Science: Groundwater pollution in less than 10 years.
A recent peer-reviewed study concludes that fracking could allow contaminants to travel from deep shale 'to aquifers in less than 10 years'. The author recommends that "The rapid expansion of hydraulic fracturing requires that monitoring systems be employed to track the movement of contaminants and that gas wells have a reasonable offset from faults." Neither of these steps is currently being taken, or even contemplated, as far as we know.
[News reports about this study have appeared in ProPublica and Bloomberg, among other places. The full technical paper, Potential Contaminant Pathways from Hydraulically Fractured Shale to Aquifers, by Tom Myers, is available by paid subscription only, from the Wiley Online Library, although the abstract is accessible without charge.]
Image credit: Art by Gloria Betlem (http://thelcn.com/2011/11/08/fracking-fears-stir-o...)
The fracking industry likes to point to "thousands of feet of solid rock," between our life-sustaining aquifers and the gas-bearing shale, to assure us that no 'bad stuff' can reach us -- while ignoring the obvious fact that they're drilling through and fracturing that same rock to extract their 'good stuff'. (At the same time, responsible analysts point to the more likely contamination routes nearer the surface: incidental spills, failure of casings and concrete, orphan wells, etc.)
Now Dr. Tom Myers has modeled how those other deep geologic contamination routes, the ones that 'can't happen,' in fact can happen. He notes that, in an undisturbed (pre-fracked) geologic formation, "transport could require up to tens of thousands of years to move contaminants to the surface", but finds that "fracking the shale could reduce that transport time to tens or hundreds of years." Bad enough; but he goes on: "Faults or fracture zones, as found throughout the Marcellus shale region, could reduce the travel time further."
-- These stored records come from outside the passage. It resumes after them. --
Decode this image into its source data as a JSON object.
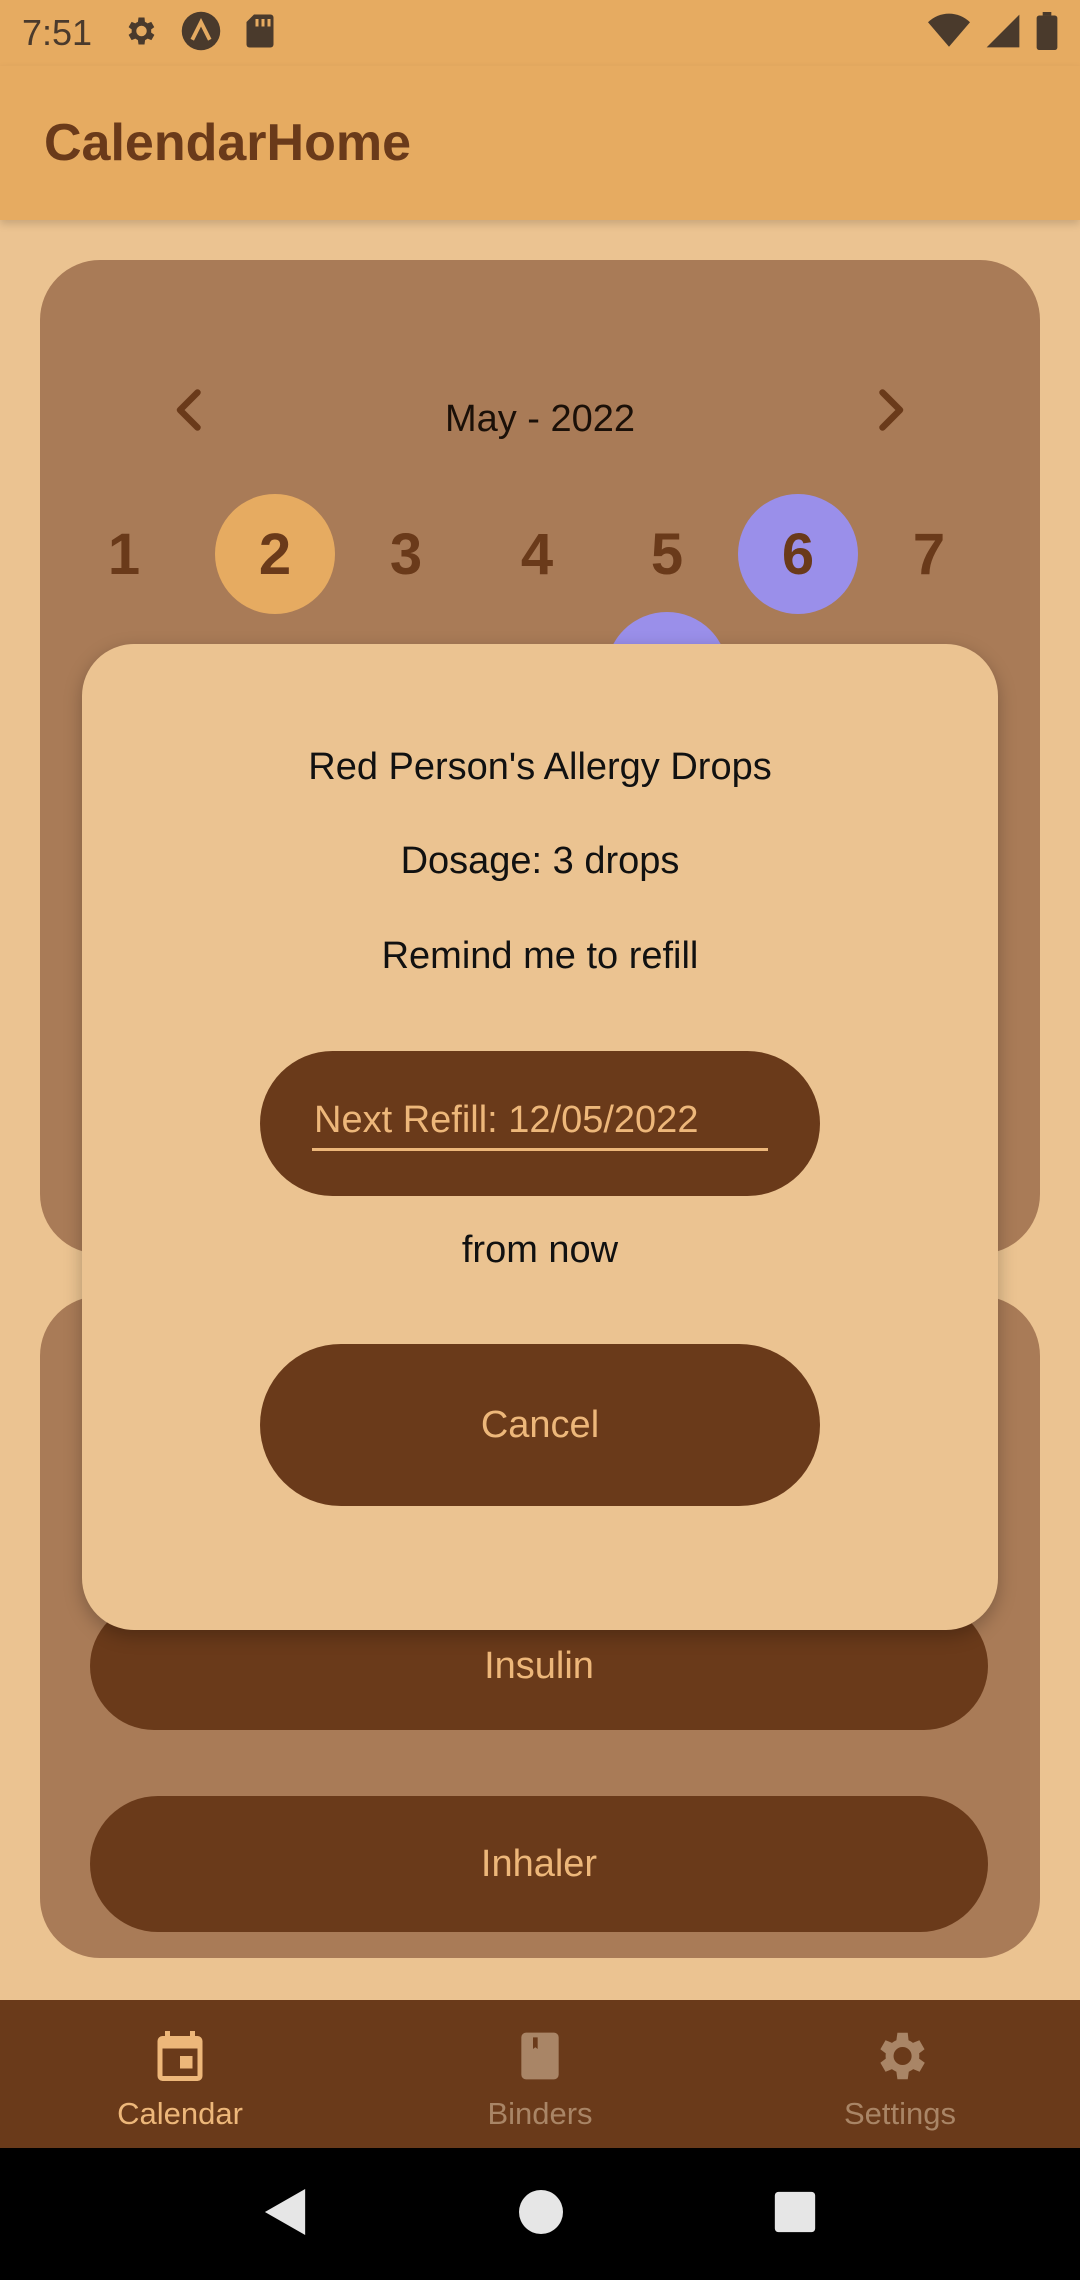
{
  "status_bar": {
    "time": "7:51",
    "left_icons": [
      "gear-icon",
      "app-launcher-icon",
      "sd-card-icon"
    ],
    "right_icons": [
      "wifi-icon",
      "cell-signal-icon",
      "battery-icon"
    ]
  },
  "app_bar": {
    "title": "CalendarHome"
  },
  "calendar": {
    "month_label": "May - 2022",
    "days": [
      {
        "label": "1",
        "state": "normal"
      },
      {
        "label": "2",
        "state": "selected"
      },
      {
        "label": "3",
        "state": "normal"
      },
      {
        "label": "4",
        "state": "normal"
      },
      {
        "label": "5",
        "state": "normal"
      },
      {
        "label": "6",
        "state": "marked"
      },
      {
        "label": "7",
        "state": "normal"
      }
    ]
  },
  "list": {
    "insulin_label": "Insulin",
    "inhaler_label": "Inhaler"
  },
  "dialog": {
    "title": "Red Person's Allergy Drops",
    "dosage": "Dosage: 3 drops",
    "remind": "Remind me to refill",
    "refill_placeholder": "Next Refill: 12/05/2022",
    "from_now": "from now",
    "cancel_label": "Cancel"
  },
  "bottom_nav": {
    "items": [
      {
        "label": "Calendar",
        "icon": "calendar-icon",
        "active": true
      },
      {
        "label": "Binders",
        "icon": "binder-icon",
        "active": false
      },
      {
        "label": "Settings",
        "icon": "settings-icon",
        "active": false
      }
    ]
  },
  "colors": {
    "background": "#EBC391",
    "app_bar": "#E6AB61",
    "card": "#A97B57",
    "primary_brown": "#6A3A1A",
    "accent_text": "#EDB77A",
    "marked_day": "#9A8FEA"
  }
}
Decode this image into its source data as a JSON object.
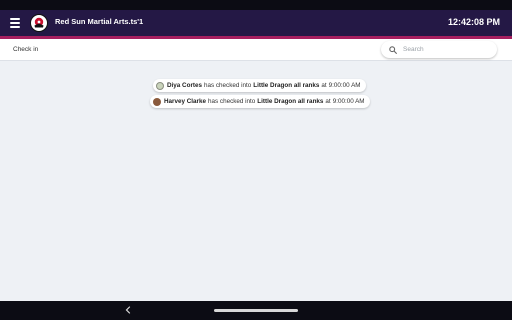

I'm not a geologist, but that makes a sort of basic sense to me. Of course, if your livelihood depends on fracking -- or even if only your lifestyle does -- you may already be saying "Yeah, so, 'could, could, could'! We'd see it if it happened, and we don't see it. It isn't happening. Case closed."
But Myers' model also takes account of the 'system dynamics' -- that is, that it takes time for cracks to open and to spread through the earth. Thus his conclusion, "The overall system requires from 3 to 6 years to reach a new equilibrium reflecting the significant changes caused by fracking the shale, which could allow ... transport to aquifers in less than 10 years."
So we're now living in a scary interval of suspense: we may have already caused enough damage to bring on horrible consequences, but we haven't watched long enough to see what we've done. Meanwhile, we continue to inflict more damage.
My only quibbles with Dr. Myers come from the final sentence of his abstract: The rapid expansion of hydraulic fracturing requires that monitoring systems be employed to track the movement of contaminants and that gas wells have a reasonable offset from faults.
- If we build such 'monitoring systems' -- and we aren't building any -- what will we do when their bells begin to ring? We have no way to close those new underground contamination routes that we created years ago. Or, does the 'monitoring system' merely give us enough lead-time to hunt for other sources of water? How does that help us?
- Do we know where the 'faults' are (from which gas wells should 'have a reasonable offset')? And how will people who might know -- say, the geologists in the fracking industry -- tell the rest of us of where their employers shouldn't be drilling?
Unfortunately, although more 'science' may strengthen our convictions, the essential issue remains what it has been since natural gas fracking began: We know; how will we act on our knowledge?